We hold that the trial court's application of the Rape Shield Law, excluding the proffered evidence under the instant facts, was not error, that the evidence was sufficient to support a conviction of indecent assault, and that the Superior Court's reversal of the trial court's order with regard to the indecent assault charge was error.

*153 Accordingly, the order of the Superior Court reversing the rape conviction is affirmed. The order of the Superior Court reversing Appellee's conviction of indecent assault and remanding for a new trial is vacated.

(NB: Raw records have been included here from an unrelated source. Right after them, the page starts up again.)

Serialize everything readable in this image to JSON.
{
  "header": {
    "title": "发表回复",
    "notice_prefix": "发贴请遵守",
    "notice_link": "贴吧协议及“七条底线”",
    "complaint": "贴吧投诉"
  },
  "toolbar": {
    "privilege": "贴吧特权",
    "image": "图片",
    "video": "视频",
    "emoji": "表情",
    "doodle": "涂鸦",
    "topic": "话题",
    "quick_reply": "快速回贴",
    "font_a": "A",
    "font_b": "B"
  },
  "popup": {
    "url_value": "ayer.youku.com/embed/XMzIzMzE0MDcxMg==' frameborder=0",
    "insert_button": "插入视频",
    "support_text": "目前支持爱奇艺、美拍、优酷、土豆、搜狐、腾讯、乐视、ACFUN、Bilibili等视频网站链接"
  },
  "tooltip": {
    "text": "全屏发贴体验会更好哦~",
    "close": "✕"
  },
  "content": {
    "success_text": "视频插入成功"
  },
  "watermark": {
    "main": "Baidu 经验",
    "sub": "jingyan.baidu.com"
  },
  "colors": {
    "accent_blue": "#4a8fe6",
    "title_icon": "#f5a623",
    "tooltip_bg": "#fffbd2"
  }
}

The conviction and the trial court's sentence on the indecent assault charge are reinstated.

LARSEN, J., did not participate in the decision of this case.

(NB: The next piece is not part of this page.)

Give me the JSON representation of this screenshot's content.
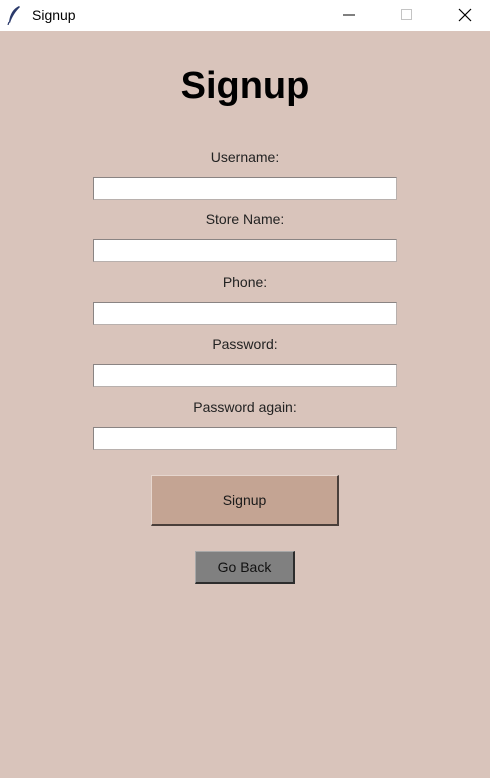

ZAPPALA, J., concurs in the result.

MONTEMURO, Senior Justice, was an appointed Justice of the Court at the time of argument.[*]


[1] 18 Pa.C.S. § 3121.

[2] 18 Pa.C.S.A. § 3104.

[3] 18 Pa.C.S. § 3126.

[4] The Opinion in Support of Reversal in Mlinarich did not take issue with the implicit holding of the Opinion in Support of Affirmance that something more than a lack of consent is required to prove "forcible compulsion." The Opinion in Support of Reversal acknowledged a general legislative intent to introduce an objective standard regarding the degree of physical force, threat of physical force, or psychological coercion required under 18 Pa.C.S. § 3121, in that it must be sufficient to "prevent resistance by a person of reasonable resolution," but argued that the "peculiar situation" of the victim and other subjective factors should be considered by the court in determining "resistance," "assent," and "consent," and that under the specific circumstances in Mlinarich sufficient facts were set forth to allow a finding of the requisite degree of psychological coercion to support the forcible compulsion element of 18 Pa.C.S. § 3121. Mlinarich 518 Pa. at 270, 542 A.2d at 1347.

[*] Mr. Justice Montemuro is sitting by designation as senior justice pursuant to Judicial Assignment Docket No. 94 R1800, due to the unavailability of Mr. Justice Larsen, see No. 127 Judicial Administration Docket No. 1, filed October 28, 1993.